  7. Conservation Wiki. n.d. Available at http://www.conservation-wiki.com/. Accessed 1 Sept 2017.
  8. Find a conservator. n.d. Available at http:www.conservation-us.org/findaconservator. Accessed 1 Sept 2017.
  9. Heritage Emergency Programs. n.d. Available at http://www.conservation-us.org/emergencies.

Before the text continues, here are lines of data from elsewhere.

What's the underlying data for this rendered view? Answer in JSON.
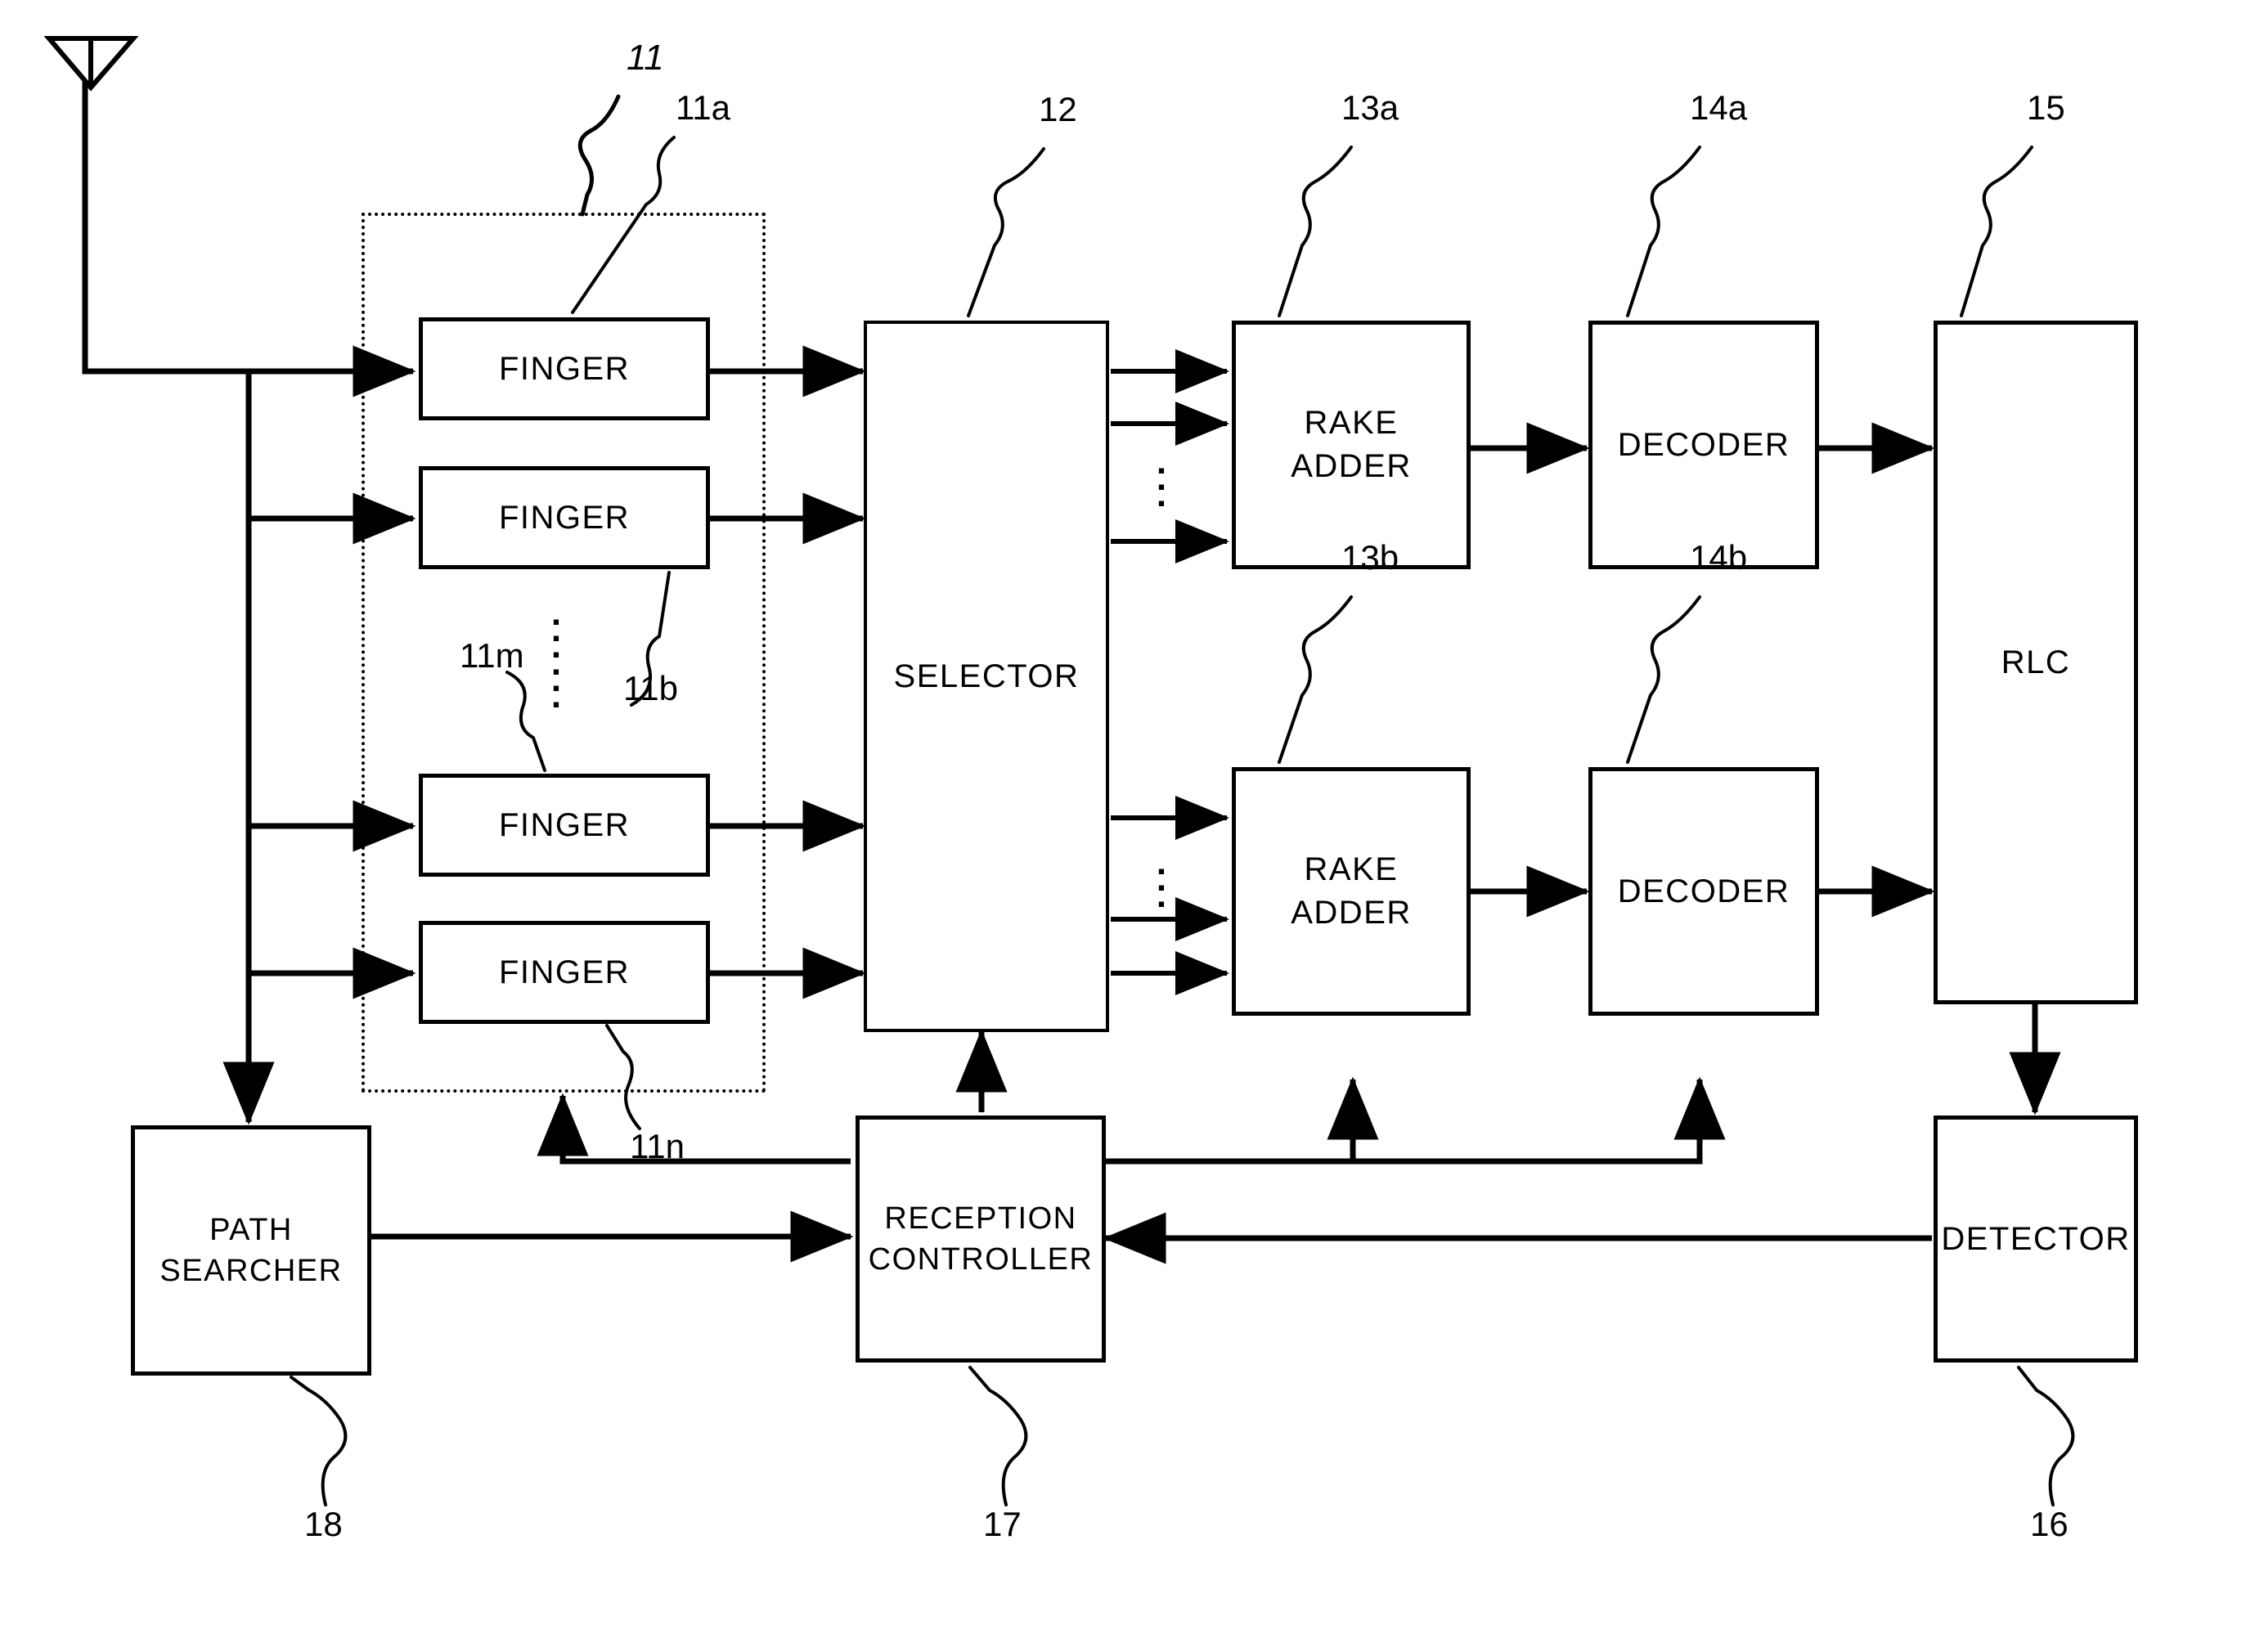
{
  "figure": {
    "type": "patent-block-diagram",
    "description": "CDMA RAKE receiver block diagram",
    "antenna": {
      "icon": "antenna-icon"
    }
  },
  "blocks": [
    {
      "id": "finger-a",
      "label": "FINGER",
      "ref": "11a"
    },
    {
      "id": "finger-b",
      "label": "FINGER",
      "ref": "11b"
    },
    {
      "id": "finger-m",
      "label": "FINGER",
      "ref": "11m"
    },
    {
      "id": "finger-n",
      "label": "FINGER",
      "ref": "11n"
    },
    {
      "id": "selector",
      "label": "SELECTOR",
      "ref": "12"
    },
    {
      "id": "rake-a",
      "label": "RAKE\nADDER",
      "ref": "13a"
    },
    {
      "id": "rake-b",
      "label": "RAKE\nADDER",
      "ref": "13b"
    },
    {
      "id": "decoder-a",
      "label": "DECODER",
      "ref": "14a"
    },
    {
      "id": "decoder-b",
      "label": "DECODER",
      "ref": "14b"
    },
    {
      "id": "rlc",
      "label": "RLC",
      "ref": "15"
    },
    {
      "id": "detector",
      "label": "DETECTOR",
      "ref": "16"
    },
    {
      "id": "reception",
      "label": "RECEPTION\nCONTROLLER",
      "ref": "17"
    },
    {
      "id": "path",
      "label": "PATH\nSEARCHER",
      "ref": "18"
    }
  ],
  "group": {
    "id": "finger-group",
    "ref": "11"
  },
  "refs": {
    "group_11": "11",
    "finger_a": "11a",
    "finger_b": "11b",
    "finger_m": "11m",
    "finger_n": "11n",
    "selector": "12",
    "rake_a": "13a",
    "rake_b": "13b",
    "decoder_a": "14a",
    "decoder_b": "14b",
    "rlc": "15",
    "detector": "16",
    "reception_controller": "17",
    "path_searcher": "18"
  },
  "labels": {
    "finger": "FINGER",
    "selector": "SELECTOR",
    "rake_adder": "RAKE\nADDER",
    "decoder": "DECODER",
    "rlc": "RLC",
    "detector": "DETECTOR",
    "reception_controller": "RECEPTION\nCONTROLLER",
    "path_searcher": "PATH\nSEARCHER",
    "vertical_ellipsis": "·\n·\n·"
  },
  "colors": {
    "line": "#000000",
    "background": "#ffffff"
  }
}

Accessed 1 Sept 2017.
  10. Warda, J., ed. 2017. The AIC guide to digital photography and conservation documentation. 3rd ed. American Institute for Conservation of Historic and Artistic Works.Google Scholar

Copyright information

© Springer International Publishing AG, part of Springer Nature 2018

Authors and Affiliations

  • Claudia Chemello
    • 1
  • Susanne Rawson
    • 2
  • Molly Gleeson
    • 3
  1. 1.Terra Mare Conservation LLCCharlestonUSA
  2. 2.School of Art History, Classics and Religious StudiesVictoria University WellingtonWellingtonNew Zealand
  3. 3.American Institute for Conservation of Historic and Artistic Works (AIC)WashingtonUSA

Section editors and affiliations

  • Richard McClary ‎
  • Douglas C. Comer
    • 1
  1. 1.ICOMOS International Scientific Committee on Archaeological Heritage Management (ICAHM)Cultural Site Research and Management, Inc. (CSRM)BaltimoreUSA